» Directions for this task
Write out the records beneath this line exactly as they appear, minus any images.

[Page and application data records]
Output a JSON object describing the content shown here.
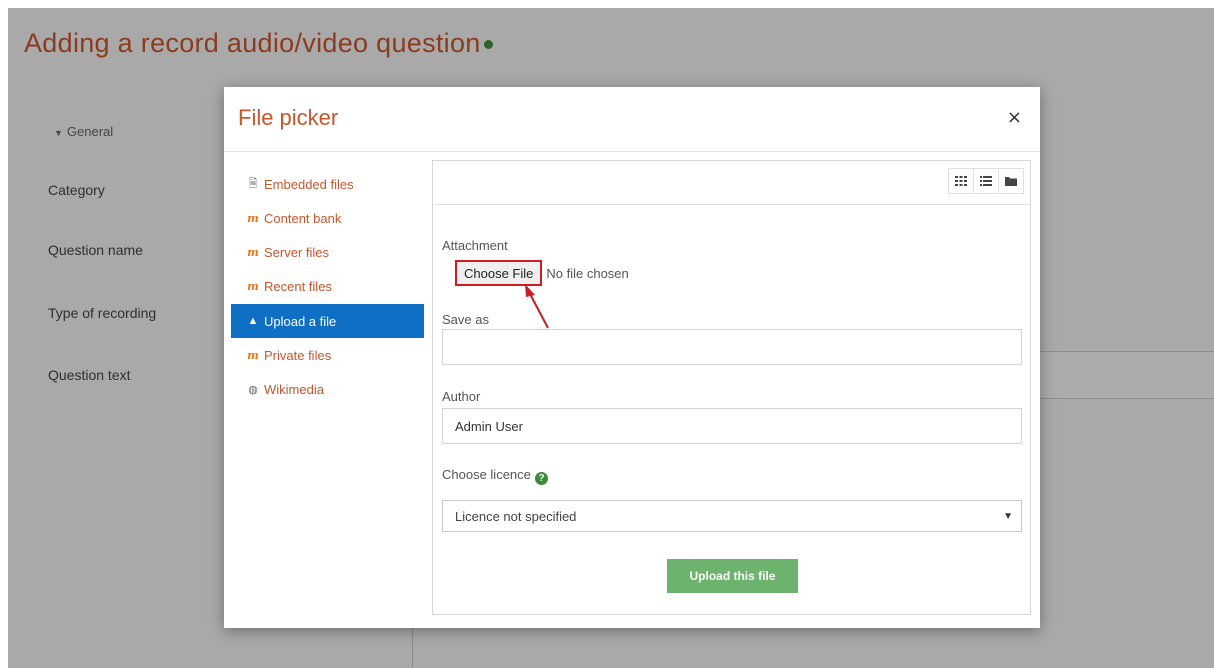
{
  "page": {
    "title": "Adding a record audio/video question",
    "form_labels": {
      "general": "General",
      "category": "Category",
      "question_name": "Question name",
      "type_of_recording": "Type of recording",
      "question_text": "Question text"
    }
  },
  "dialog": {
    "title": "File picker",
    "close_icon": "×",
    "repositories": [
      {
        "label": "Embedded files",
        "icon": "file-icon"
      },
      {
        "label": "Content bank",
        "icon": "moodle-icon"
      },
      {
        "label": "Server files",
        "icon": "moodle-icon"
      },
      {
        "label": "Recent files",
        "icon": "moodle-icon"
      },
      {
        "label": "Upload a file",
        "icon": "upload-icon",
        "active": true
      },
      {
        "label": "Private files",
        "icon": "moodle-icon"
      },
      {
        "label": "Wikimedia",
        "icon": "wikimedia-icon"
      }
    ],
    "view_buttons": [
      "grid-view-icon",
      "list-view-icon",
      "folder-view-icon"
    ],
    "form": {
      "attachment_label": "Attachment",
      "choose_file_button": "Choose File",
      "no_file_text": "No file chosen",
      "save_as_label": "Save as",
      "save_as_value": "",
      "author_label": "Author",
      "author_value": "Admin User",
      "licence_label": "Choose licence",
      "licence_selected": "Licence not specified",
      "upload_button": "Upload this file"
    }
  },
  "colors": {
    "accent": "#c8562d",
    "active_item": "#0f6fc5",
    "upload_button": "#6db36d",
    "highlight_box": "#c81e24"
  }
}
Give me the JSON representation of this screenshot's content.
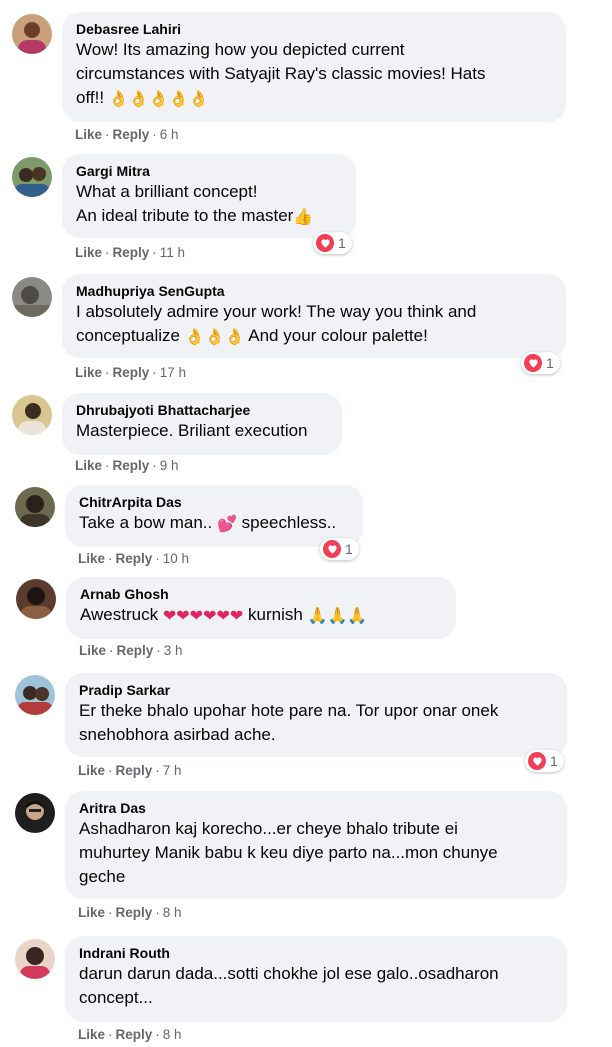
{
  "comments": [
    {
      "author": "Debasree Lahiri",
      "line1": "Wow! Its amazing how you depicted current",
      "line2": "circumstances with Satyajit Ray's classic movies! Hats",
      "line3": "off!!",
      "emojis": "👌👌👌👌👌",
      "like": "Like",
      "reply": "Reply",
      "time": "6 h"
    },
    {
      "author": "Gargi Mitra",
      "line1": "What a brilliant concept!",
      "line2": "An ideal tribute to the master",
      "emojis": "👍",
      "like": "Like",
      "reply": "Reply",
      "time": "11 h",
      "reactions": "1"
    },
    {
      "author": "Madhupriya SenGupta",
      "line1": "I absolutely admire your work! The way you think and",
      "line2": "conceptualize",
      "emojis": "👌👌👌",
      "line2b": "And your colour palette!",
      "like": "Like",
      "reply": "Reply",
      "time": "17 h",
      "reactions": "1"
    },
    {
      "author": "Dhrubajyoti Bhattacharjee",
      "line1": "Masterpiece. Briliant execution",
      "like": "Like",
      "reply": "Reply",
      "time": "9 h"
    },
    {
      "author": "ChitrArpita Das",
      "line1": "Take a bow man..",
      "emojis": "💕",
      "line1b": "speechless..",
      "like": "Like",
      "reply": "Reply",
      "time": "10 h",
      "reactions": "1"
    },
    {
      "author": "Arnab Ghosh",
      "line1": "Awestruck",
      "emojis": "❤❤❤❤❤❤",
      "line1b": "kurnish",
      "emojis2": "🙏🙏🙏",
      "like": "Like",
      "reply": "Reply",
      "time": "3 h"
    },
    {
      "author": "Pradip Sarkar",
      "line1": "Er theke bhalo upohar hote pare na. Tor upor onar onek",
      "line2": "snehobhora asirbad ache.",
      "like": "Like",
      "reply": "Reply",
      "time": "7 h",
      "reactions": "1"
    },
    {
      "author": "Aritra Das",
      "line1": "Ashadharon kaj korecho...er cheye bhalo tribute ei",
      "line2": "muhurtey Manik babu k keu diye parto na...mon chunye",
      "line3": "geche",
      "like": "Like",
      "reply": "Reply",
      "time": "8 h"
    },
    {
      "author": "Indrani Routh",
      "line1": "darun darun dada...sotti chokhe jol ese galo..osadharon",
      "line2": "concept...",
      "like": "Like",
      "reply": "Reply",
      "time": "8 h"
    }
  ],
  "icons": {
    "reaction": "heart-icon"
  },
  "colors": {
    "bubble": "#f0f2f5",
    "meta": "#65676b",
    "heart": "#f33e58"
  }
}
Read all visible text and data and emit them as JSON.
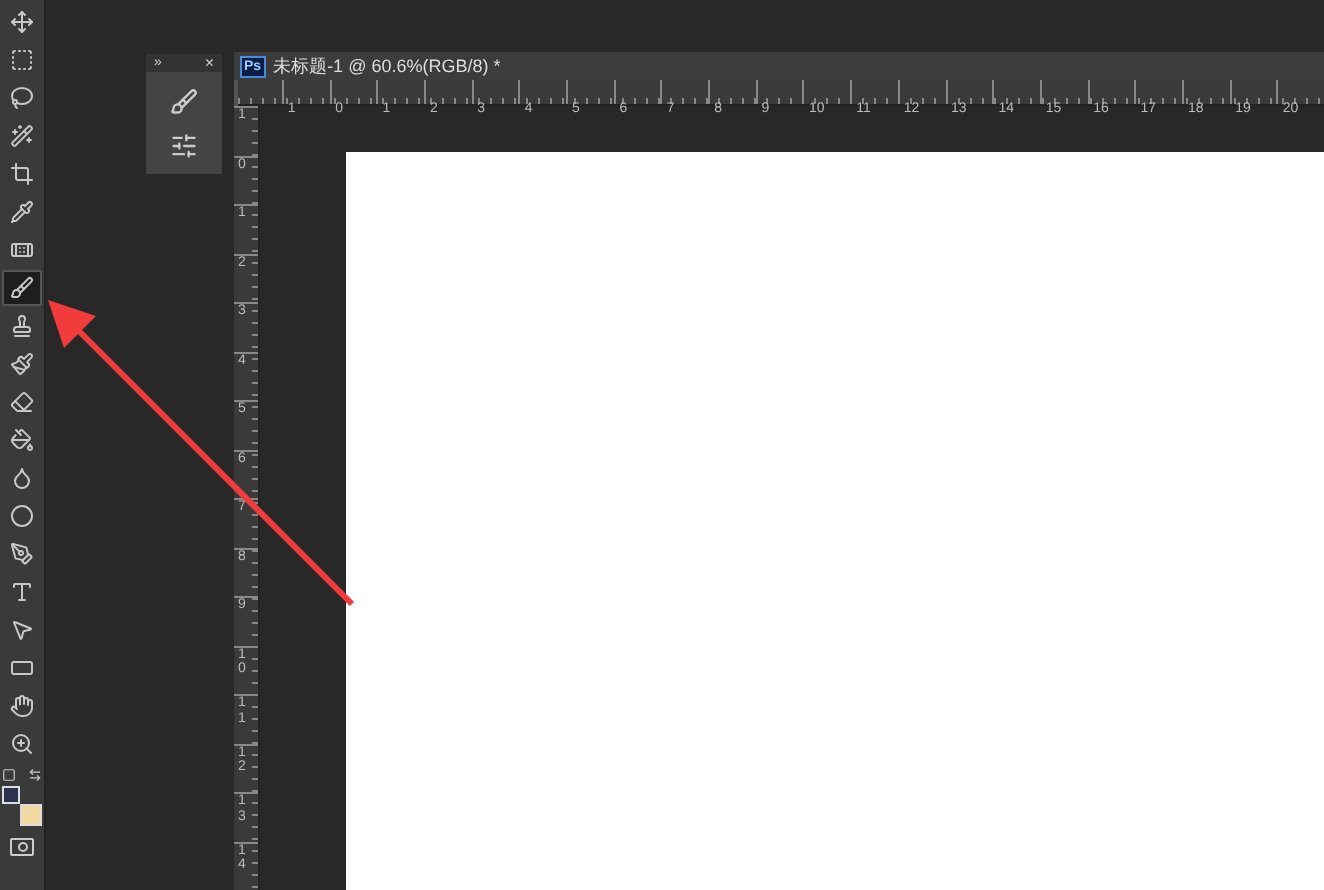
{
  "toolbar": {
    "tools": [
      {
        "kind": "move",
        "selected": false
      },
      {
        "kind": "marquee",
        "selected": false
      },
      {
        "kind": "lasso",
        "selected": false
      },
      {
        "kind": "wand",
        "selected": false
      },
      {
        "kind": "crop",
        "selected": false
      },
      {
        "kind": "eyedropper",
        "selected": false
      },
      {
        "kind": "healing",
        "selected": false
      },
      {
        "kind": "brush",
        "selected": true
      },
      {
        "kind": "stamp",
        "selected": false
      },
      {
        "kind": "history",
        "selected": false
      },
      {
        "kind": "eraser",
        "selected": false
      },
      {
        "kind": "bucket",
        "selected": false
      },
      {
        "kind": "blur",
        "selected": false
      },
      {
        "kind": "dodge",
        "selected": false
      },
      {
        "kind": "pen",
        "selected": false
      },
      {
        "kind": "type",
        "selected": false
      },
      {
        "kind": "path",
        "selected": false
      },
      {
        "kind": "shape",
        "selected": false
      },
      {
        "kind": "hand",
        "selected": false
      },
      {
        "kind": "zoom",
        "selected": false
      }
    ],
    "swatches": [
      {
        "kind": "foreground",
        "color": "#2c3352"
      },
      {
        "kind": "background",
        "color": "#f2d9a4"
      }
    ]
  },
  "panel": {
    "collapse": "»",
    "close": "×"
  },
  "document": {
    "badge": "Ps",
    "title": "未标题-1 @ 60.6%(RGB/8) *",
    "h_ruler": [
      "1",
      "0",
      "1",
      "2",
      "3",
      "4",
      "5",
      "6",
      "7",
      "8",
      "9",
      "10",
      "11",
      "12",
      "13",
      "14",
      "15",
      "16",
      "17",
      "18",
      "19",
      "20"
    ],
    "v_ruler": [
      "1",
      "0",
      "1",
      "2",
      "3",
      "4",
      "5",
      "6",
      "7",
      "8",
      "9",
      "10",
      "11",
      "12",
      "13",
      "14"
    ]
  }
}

» Answer to this exercise
Output a JSON object describing the content shown here.
{
  "page": {
    "title": "Adding a record audio/video question",
    "form_labels": {
      "general": "General",
      "category": "Category",
      "question_name": "Question name",
      "type_of_recording": "Type of recording",
      "question_text": "Question text"
    }
  },
  "dialog": {
    "title": "File picker",
    "close_icon": "×",
    "repositories": [
      {
        "label": "Embedded files",
        "icon": "file-icon"
      },
      {
        "label": "Content bank",
        "icon": "moodle-icon"
      },
      {
        "label": "Server files",
        "icon": "moodle-icon"
      },
      {
        "label": "Recent files",
        "icon": "moodle-icon"
      },
      {
        "label": "Upload a file",
        "icon": "upload-icon",
        "active": true
      },
      {
        "label": "Private files",
        "icon": "moodle-icon"
      },
      {
        "label": "Wikimedia",
        "icon": "wikimedia-icon"
      }
    ],
    "view_buttons": [
      "grid-view-icon",
      "list-view-icon",
      "folder-view-icon"
    ],
    "form": {
      "attachment_label": "Attachment",
      "choose_file_button": "Choose File",
      "no_file_text": "No file chosen",
      "save_as_label": "Save as",
      "save_as_value": "",
      "author_label": "Author",
      "author_value": "Admin User",
      "licence_label": "Choose licence",
      "licence_selected": "Licence not specified",
      "upload_button": "Upload this file"
    }
  },
  "colors": {
    "accent": "#c8562d",
    "active_item": "#0f6fc5",
    "upload_button": "#6db36d",
    "highlight_box": "#c81e24"
  }
}
Give me the JSON representation of this screenshot's content.
{
  "comments": [
    {
      "author": "Debasree Lahiri",
      "line1": "Wow! Its amazing how you depicted current",
      "line2": "circumstances with Satyajit Ray's classic movies! Hats",
      "line3": "off!!",
      "emojis": "👌👌👌👌👌",
      "like": "Like",
      "reply": "Reply",
      "time": "6 h"
    },
    {
      "author": "Gargi Mitra",
      "line1": "What a brilliant concept!",
      "line2": "An ideal tribute to the master",
      "emojis": "👍",
      "like": "Like",
      "reply": "Reply",
      "time": "11 h",
      "reactions": "1"
    },
    {
      "author": "Madhupriya SenGupta",
      "line1": "I absolutely admire your work! The way you think and",
      "line2": "conceptualize",
      "emojis": "👌👌👌",
      "line2b": "And your colour palette!",
      "like": "Like",
      "reply": "Reply",
      "time": "17 h",
      "reactions": "1"
    },
    {
      "author": "Dhrubajyoti Bhattacharjee",
      "line1": "Masterpiece. Briliant execution",
      "like": "Like",
      "reply": "Reply",
      "time": "9 h"
    },
    {
      "author": "ChitrArpita Das",
      "line1": "Take a bow man..",
      "emojis": "💕",
      "line1b": "speechless..",
      "like": "Like",
      "reply": "Reply",
      "time": "10 h",
      "reactions": "1"
    },
    {
      "author": "Arnab Ghosh",
      "line1": "Awestruck",
      "emojis": "❤❤❤❤❤❤",
      "line1b": "kurnish",
      "emojis2": "🙏🙏🙏",
      "like": "Like",
      "reply": "Reply",
      "time": "3 h"
    },
    {
      "author": "Pradip Sarkar",
      "line1": "Er theke bhalo upohar hote pare na. Tor upor onar onek",
      "line2": "snehobhora asirbad ache.",
      "like": "Like",
      "reply": "Reply",
      "time": "7 h",
      "reactions": "1"
    },
    {
      "author": "Aritra Das",
      "line1": "Ashadharon kaj korecho...er cheye bhalo tribute ei",
      "line2": "muhurtey Manik babu k keu diye parto na...mon chunye",
      "line3": "geche",
      "like": "Like",
      "reply": "Reply",
      "time": "8 h"
    },
    {
      "author": "Indrani Routh",
      "line1": "darun darun dada...sotti chokhe jol ese galo..osadharon",
      "line2": "concept...",
      "like": "Like",
      "reply": "Reply",
      "time": "8 h"
    }
  ],
  "icons": {
    "reaction": "heart-icon"
  },
  "colors": {
    "bubble": "#f0f2f5",
    "meta": "#65676b",
    "heart": "#f33e58"
  }
}
Read all visible text and data and emit them as JSON.
{
  "toolbar": {
    "tools": [
      {
        "kind": "move",
        "selected": false
      },
      {
        "kind": "marquee",
        "selected": false
      },
      {
        "kind": "lasso",
        "selected": false
      },
      {
        "kind": "wand",
        "selected": false
      },
      {
        "kind": "crop",
        "selected": false
      },
      {
        "kind": "eyedropper",
        "selected": false
      },
      {
        "kind": "healing",
        "selected": false
      },
      {
        "kind": "brush",
        "selected": true
      },
      {
        "kind": "stamp",
        "selected": false
      },
      {
        "kind": "history",
        "selected": false
      },
      {
        "kind": "eraser",
        "selected": false
      },
      {
        "kind": "bucket",
        "selected": false
      },
      {
        "kind": "blur",
        "selected": false
      },
      {
        "kind": "dodge",
        "selected": false
      },
      {
        "kind": "pen",
        "selected": false
      },
      {
        "kind": "type",
        "selected": false
      },
      {
        "kind": "path",
        "selected": false
      },
      {
        "kind": "shape",
        "selected": false
      },
      {
        "kind": "hand",
        "selected": false
      },
      {
        "kind": "zoom",
        "selected": false
      }
    ],
    "swatches": [
      {
        "kind": "foreground",
        "color": "#2c3352"
      },
      {
        "kind": "background",
        "color": "#f2d9a4"
      }
    ]
  },
  "panel": {
    "collapse": "»",
    "close": "×"
  },
  "document": {
    "badge": "Ps",
    "title": "未标题-1 @ 60.6%(RGB/8) *",
    "h_ruler": [
      "1",
      "0",
      "1",
      "2",
      "3",
      "4",
      "5",
      "6",
      "7",
      "8",
      "9",
      "10",
      "11",
      "12",
      "13",
      "14",
      "15",
      "16",
      "17",
      "18",
      "19",
      "20"
    ],
    "v_ruler": [
      "1",
      "0",
      "1",
      "2",
      "3",
      "4",
      "5",
      "6",
      "7",
      "8",
      "9",
      "10",
      "11",
      "12",
      "13",
      "14"
    ]
  }
}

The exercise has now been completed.